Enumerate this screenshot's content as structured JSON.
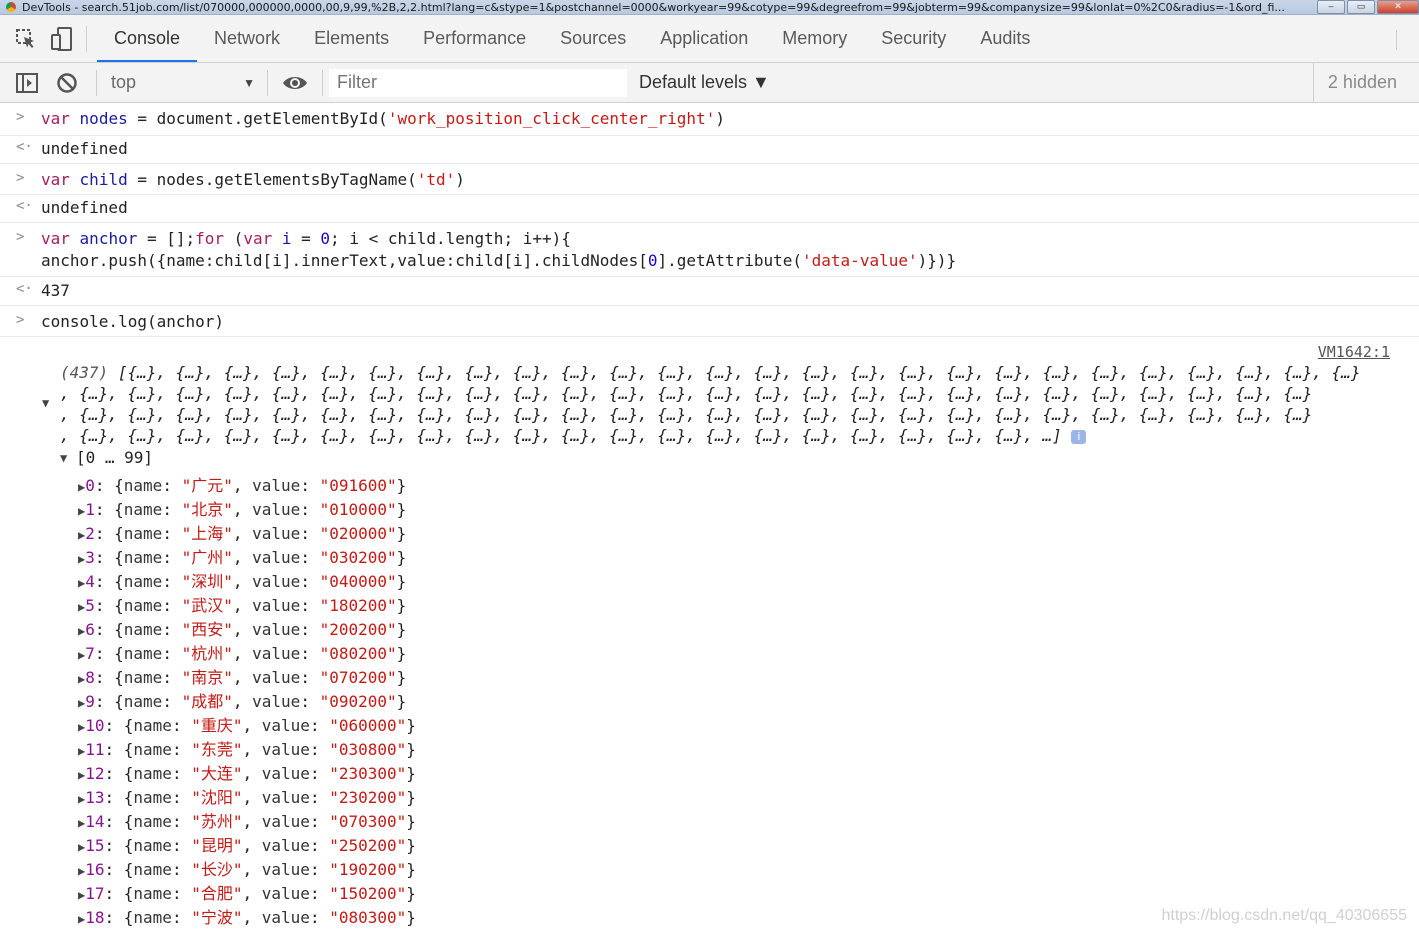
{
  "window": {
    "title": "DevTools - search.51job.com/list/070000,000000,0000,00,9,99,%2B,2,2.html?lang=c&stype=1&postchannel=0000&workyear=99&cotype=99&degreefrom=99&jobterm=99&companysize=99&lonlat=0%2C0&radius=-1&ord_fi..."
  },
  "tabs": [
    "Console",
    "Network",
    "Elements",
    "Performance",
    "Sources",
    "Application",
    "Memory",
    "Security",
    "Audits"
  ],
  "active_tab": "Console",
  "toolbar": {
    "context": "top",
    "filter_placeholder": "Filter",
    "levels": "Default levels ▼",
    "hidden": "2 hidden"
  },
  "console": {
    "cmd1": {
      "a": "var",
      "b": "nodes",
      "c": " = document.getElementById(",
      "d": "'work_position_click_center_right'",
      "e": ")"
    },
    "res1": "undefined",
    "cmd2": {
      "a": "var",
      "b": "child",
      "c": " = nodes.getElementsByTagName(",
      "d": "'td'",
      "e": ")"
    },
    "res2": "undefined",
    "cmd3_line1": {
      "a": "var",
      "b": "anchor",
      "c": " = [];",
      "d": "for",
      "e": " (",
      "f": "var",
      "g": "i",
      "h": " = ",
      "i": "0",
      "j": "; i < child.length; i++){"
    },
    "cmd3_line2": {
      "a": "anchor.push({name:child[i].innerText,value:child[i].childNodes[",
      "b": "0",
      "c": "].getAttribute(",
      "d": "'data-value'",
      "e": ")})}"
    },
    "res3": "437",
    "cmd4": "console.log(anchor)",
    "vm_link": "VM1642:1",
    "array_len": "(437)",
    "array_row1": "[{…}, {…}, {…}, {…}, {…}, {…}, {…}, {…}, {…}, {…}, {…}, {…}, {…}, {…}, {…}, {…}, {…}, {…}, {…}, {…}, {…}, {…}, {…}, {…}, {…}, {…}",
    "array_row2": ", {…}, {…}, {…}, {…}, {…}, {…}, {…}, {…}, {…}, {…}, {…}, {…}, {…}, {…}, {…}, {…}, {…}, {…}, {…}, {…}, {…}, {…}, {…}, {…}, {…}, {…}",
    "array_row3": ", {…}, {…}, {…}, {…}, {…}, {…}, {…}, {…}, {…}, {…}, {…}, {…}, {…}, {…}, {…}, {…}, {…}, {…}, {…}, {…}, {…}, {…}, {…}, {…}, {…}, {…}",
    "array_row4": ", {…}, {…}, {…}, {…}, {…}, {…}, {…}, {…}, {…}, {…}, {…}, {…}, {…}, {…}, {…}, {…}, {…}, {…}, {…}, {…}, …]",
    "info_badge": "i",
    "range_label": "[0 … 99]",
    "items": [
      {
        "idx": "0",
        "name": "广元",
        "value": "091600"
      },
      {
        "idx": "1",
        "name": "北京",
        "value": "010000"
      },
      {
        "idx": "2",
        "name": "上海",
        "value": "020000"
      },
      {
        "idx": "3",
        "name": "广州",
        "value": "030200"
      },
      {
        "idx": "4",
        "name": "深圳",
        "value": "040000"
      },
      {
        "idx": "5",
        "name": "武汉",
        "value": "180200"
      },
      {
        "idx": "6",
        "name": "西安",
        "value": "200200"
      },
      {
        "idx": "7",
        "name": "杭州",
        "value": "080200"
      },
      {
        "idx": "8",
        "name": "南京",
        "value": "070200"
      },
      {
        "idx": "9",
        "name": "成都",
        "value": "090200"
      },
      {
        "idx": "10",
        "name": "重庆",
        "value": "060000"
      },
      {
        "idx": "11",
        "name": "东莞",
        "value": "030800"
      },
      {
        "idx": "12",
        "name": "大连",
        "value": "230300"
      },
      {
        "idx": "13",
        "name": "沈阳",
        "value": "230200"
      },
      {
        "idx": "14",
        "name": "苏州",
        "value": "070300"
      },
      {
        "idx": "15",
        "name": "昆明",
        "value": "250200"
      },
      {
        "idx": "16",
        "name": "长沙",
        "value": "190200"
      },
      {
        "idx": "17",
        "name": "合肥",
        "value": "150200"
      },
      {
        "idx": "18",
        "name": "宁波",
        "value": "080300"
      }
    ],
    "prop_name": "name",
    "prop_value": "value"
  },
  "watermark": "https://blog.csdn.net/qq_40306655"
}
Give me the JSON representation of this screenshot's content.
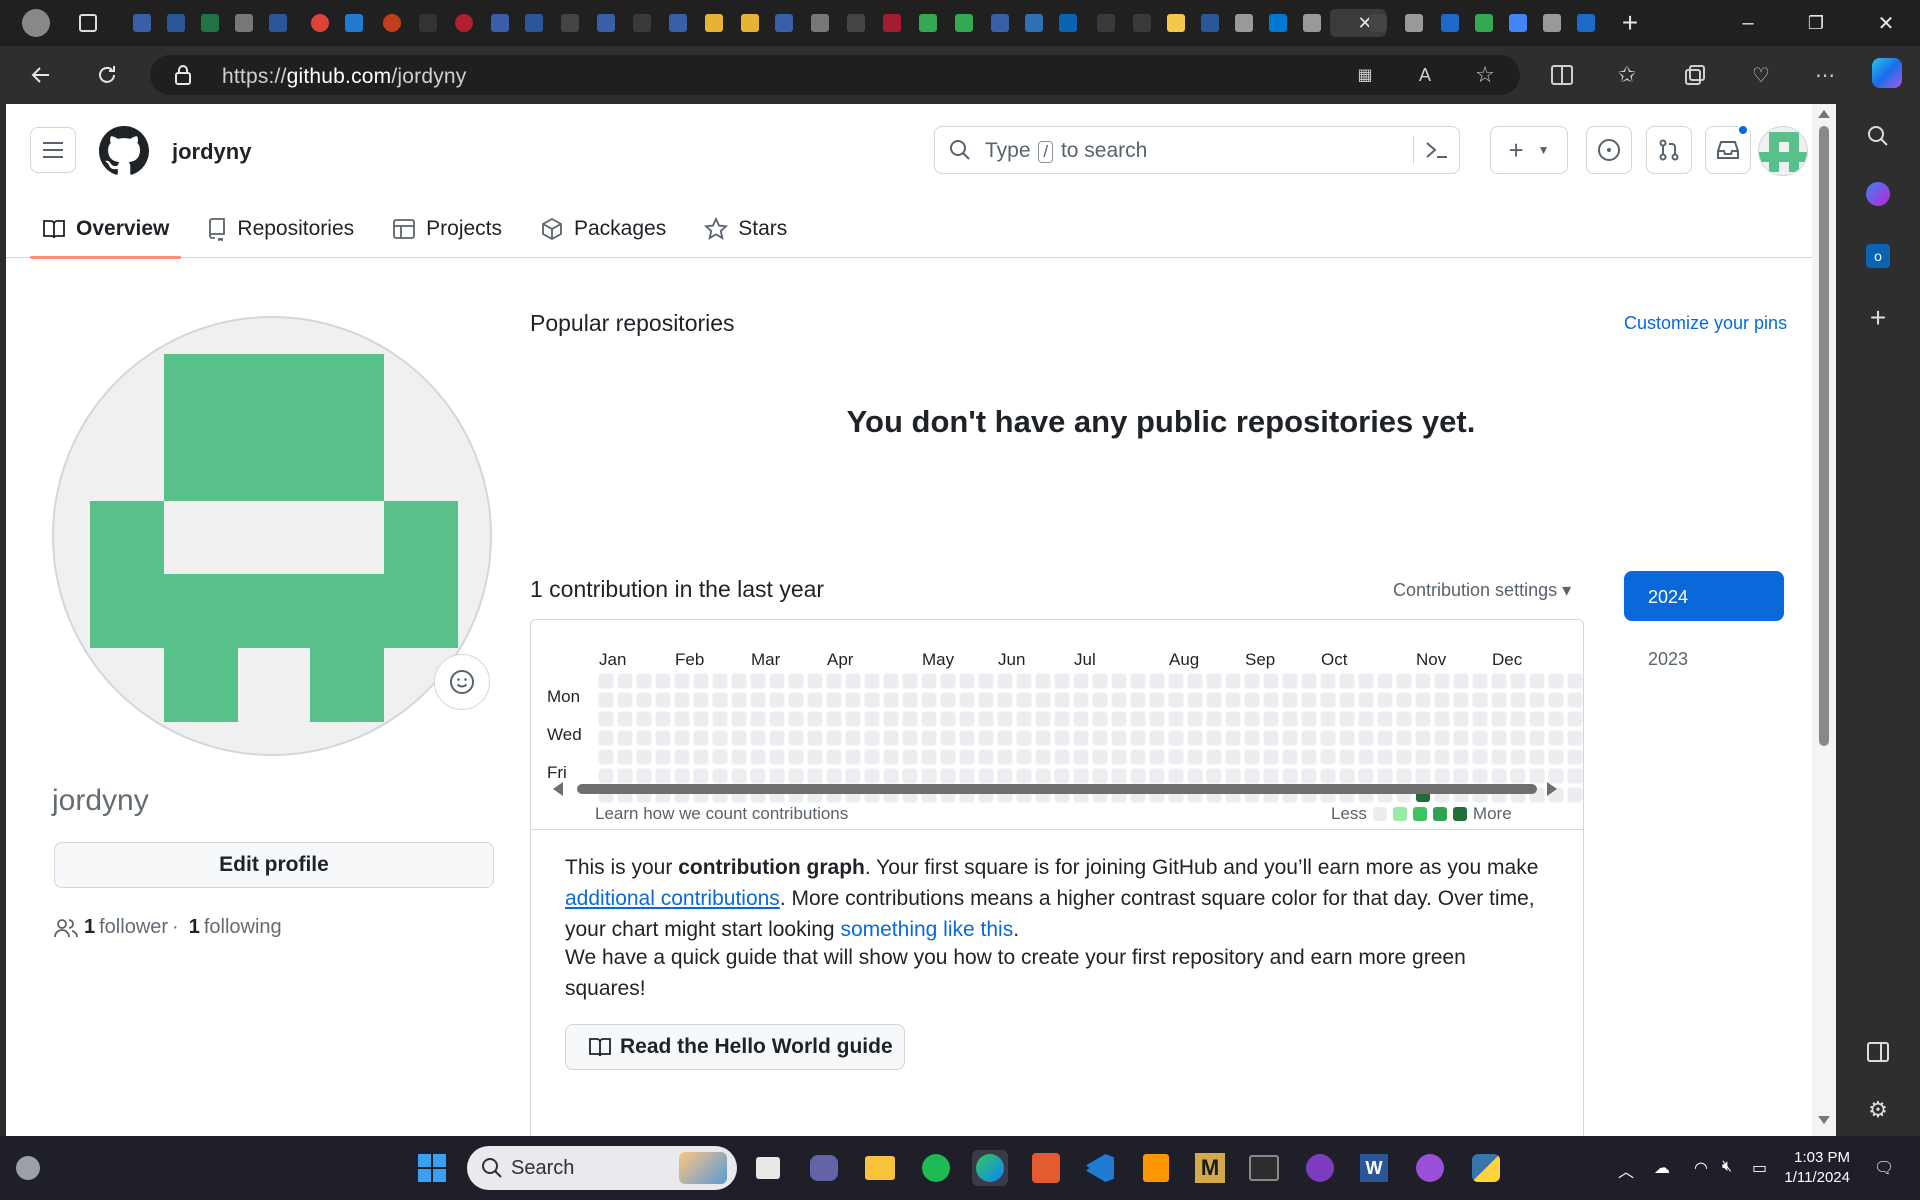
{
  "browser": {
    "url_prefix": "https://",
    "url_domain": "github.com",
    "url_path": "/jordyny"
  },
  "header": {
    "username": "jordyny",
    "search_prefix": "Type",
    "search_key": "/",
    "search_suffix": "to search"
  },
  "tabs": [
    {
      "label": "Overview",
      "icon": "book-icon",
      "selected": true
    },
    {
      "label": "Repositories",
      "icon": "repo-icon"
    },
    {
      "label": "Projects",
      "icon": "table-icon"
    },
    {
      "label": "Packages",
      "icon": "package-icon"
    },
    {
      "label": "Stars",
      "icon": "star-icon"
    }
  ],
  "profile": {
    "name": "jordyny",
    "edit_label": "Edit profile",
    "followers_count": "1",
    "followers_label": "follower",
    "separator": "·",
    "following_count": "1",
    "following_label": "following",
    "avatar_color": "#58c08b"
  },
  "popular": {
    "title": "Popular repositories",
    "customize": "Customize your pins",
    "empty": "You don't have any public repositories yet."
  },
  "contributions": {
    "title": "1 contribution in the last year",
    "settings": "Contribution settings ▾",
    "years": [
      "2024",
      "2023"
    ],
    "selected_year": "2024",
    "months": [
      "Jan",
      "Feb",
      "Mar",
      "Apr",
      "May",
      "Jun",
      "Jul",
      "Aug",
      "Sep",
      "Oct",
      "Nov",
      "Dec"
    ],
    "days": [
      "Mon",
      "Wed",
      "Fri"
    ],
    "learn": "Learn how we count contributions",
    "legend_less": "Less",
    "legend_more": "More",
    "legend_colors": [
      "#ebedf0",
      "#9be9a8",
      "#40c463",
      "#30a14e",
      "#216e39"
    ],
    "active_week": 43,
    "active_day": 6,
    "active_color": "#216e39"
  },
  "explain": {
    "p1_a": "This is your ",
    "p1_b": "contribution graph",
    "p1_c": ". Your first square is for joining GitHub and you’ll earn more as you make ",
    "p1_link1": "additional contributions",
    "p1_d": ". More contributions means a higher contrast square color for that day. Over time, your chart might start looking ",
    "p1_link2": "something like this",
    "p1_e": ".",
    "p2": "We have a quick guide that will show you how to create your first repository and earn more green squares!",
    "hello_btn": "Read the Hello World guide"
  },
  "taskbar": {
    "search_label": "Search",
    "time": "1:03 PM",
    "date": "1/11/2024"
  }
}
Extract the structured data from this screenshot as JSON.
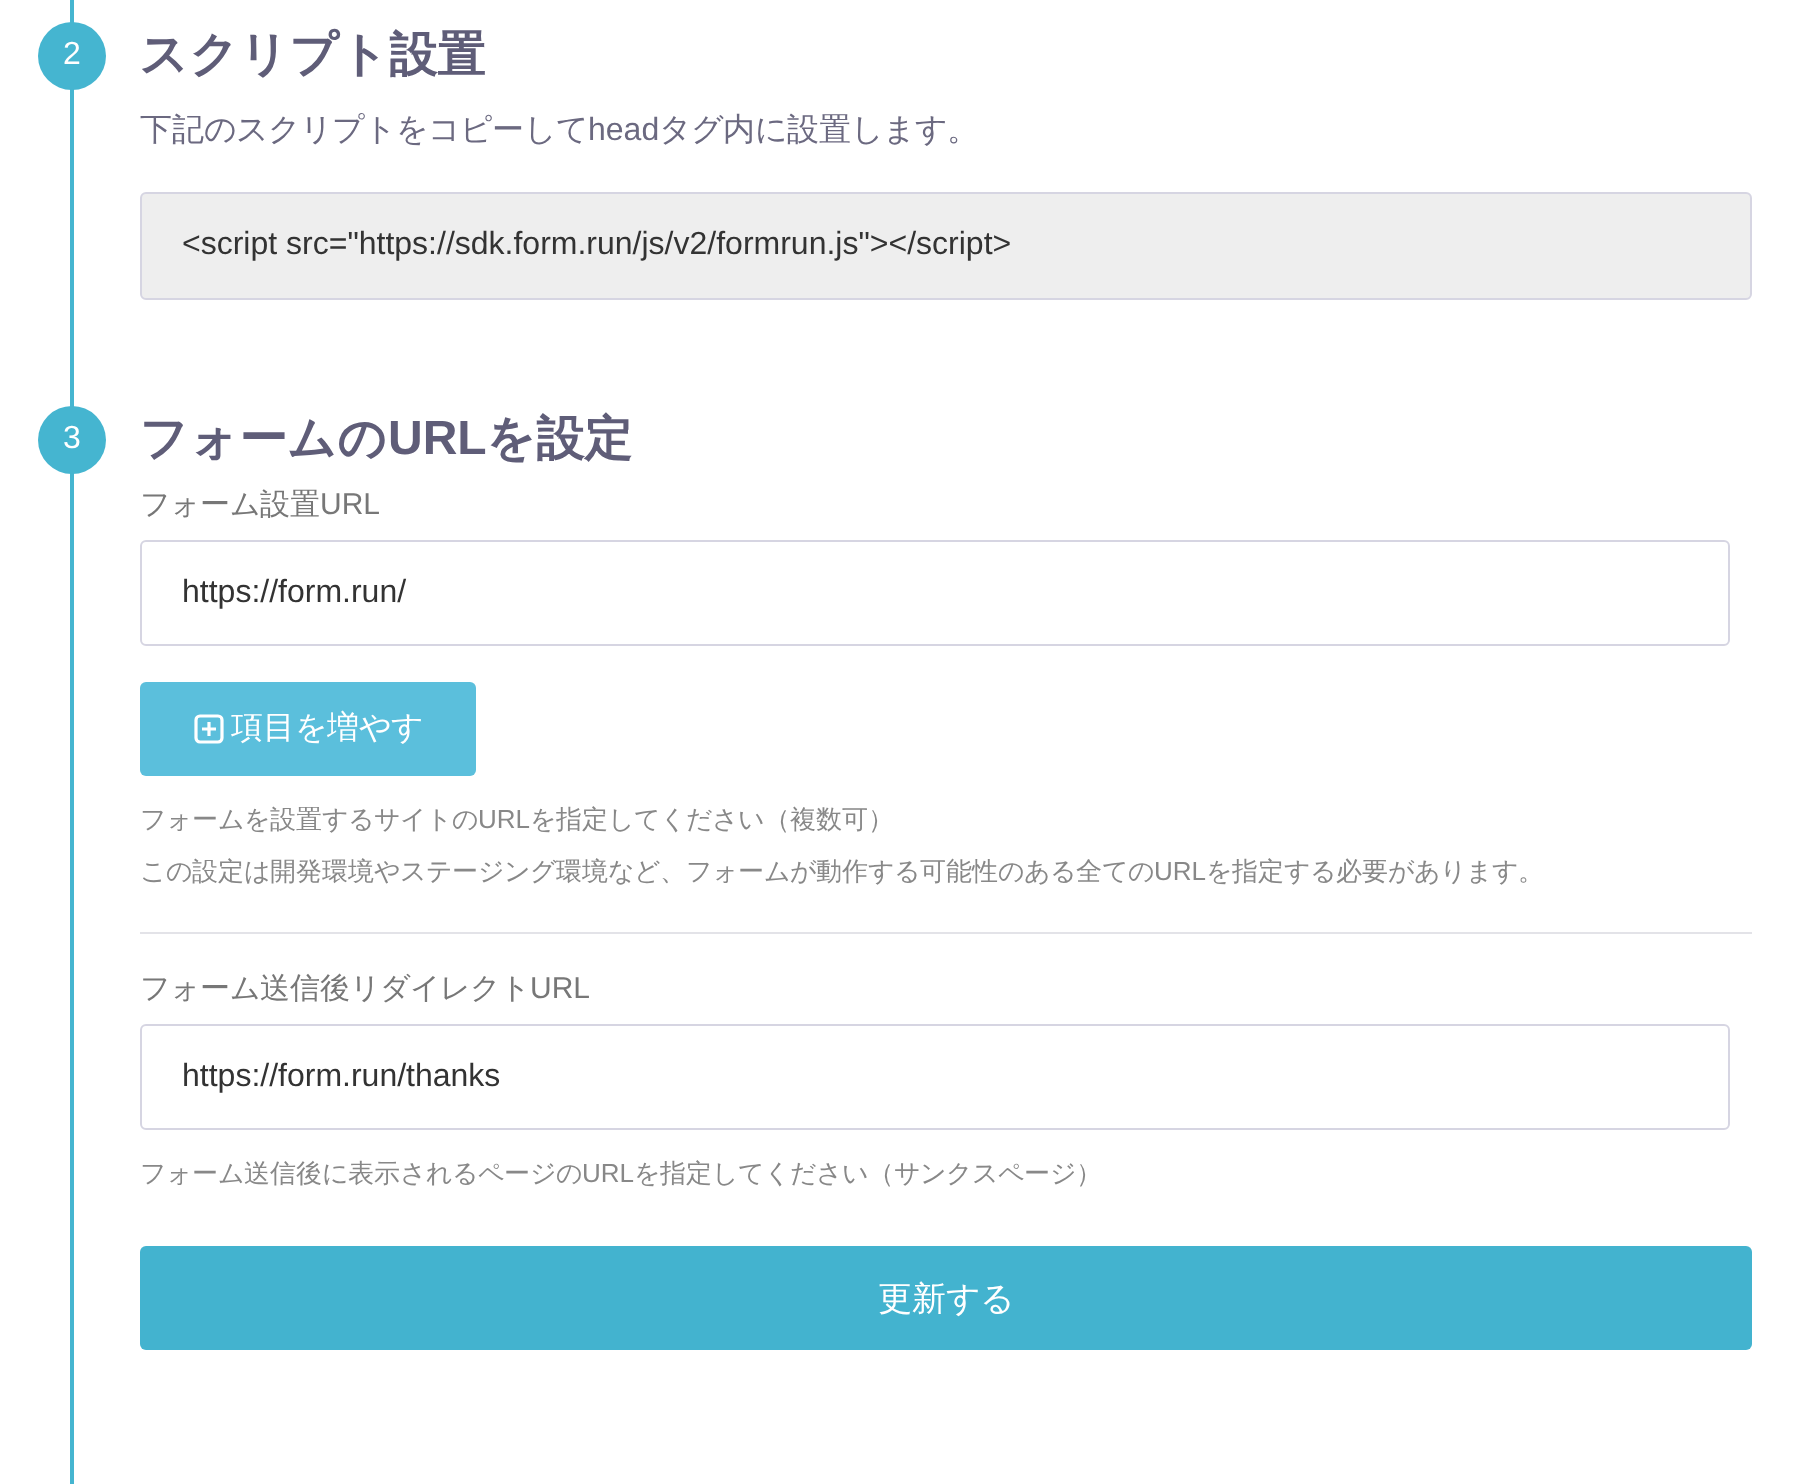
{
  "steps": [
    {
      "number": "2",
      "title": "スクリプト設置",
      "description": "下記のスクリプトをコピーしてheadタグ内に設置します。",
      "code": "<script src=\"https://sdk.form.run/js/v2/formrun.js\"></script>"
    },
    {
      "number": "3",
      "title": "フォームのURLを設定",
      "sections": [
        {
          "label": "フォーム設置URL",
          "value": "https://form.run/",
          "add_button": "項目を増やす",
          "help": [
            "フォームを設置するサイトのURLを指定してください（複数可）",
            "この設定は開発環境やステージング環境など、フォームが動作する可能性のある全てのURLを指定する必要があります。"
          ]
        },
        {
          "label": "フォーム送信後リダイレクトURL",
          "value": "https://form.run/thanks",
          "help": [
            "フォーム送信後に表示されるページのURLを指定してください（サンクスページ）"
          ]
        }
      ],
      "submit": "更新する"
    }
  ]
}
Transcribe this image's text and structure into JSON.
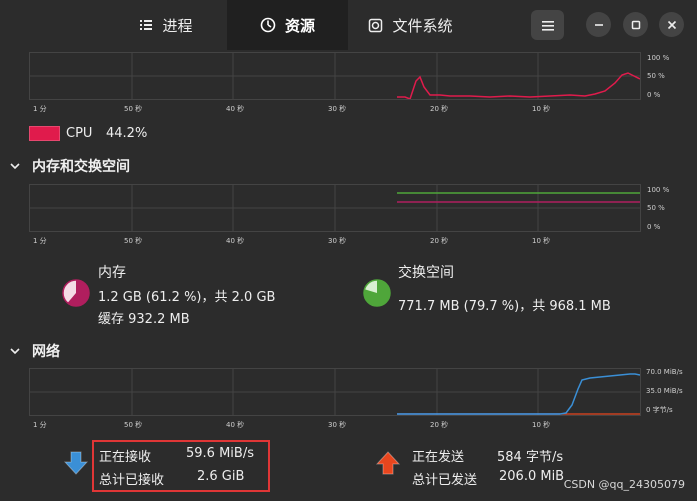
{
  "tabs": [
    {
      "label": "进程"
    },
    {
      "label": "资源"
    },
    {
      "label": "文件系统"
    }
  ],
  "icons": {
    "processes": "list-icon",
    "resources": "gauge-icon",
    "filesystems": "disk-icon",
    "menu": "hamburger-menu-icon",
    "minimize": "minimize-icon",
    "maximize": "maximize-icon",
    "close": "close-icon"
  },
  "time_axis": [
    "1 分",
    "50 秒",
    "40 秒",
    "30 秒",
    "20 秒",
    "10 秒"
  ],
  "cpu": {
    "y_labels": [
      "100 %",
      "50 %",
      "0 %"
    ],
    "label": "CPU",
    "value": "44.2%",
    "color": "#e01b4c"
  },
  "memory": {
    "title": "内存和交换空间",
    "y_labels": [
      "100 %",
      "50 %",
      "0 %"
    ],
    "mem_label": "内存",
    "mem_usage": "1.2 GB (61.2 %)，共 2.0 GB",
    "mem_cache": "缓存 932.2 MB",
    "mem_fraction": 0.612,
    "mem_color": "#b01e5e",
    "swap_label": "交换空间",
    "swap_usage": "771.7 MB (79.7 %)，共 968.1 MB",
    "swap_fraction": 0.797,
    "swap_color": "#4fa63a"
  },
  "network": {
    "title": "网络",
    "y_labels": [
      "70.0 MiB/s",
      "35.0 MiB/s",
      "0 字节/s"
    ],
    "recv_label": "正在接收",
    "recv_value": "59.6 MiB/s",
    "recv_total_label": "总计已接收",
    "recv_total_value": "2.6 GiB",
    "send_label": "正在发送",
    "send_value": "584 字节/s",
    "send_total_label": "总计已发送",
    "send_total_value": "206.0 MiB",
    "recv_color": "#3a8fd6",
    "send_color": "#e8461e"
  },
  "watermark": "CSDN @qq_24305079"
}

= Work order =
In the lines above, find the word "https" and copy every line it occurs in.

= Output of the task =
  "watermark": "https://blog.csdn.net/qq_40306655"
    "url_prefix": "https://",
      "code": "<script src=\"https://sdk.form.run/js/v2/formrun.js\"></script>"
          "value": "https://form.run/",
          "value": "https://form.run/thanks",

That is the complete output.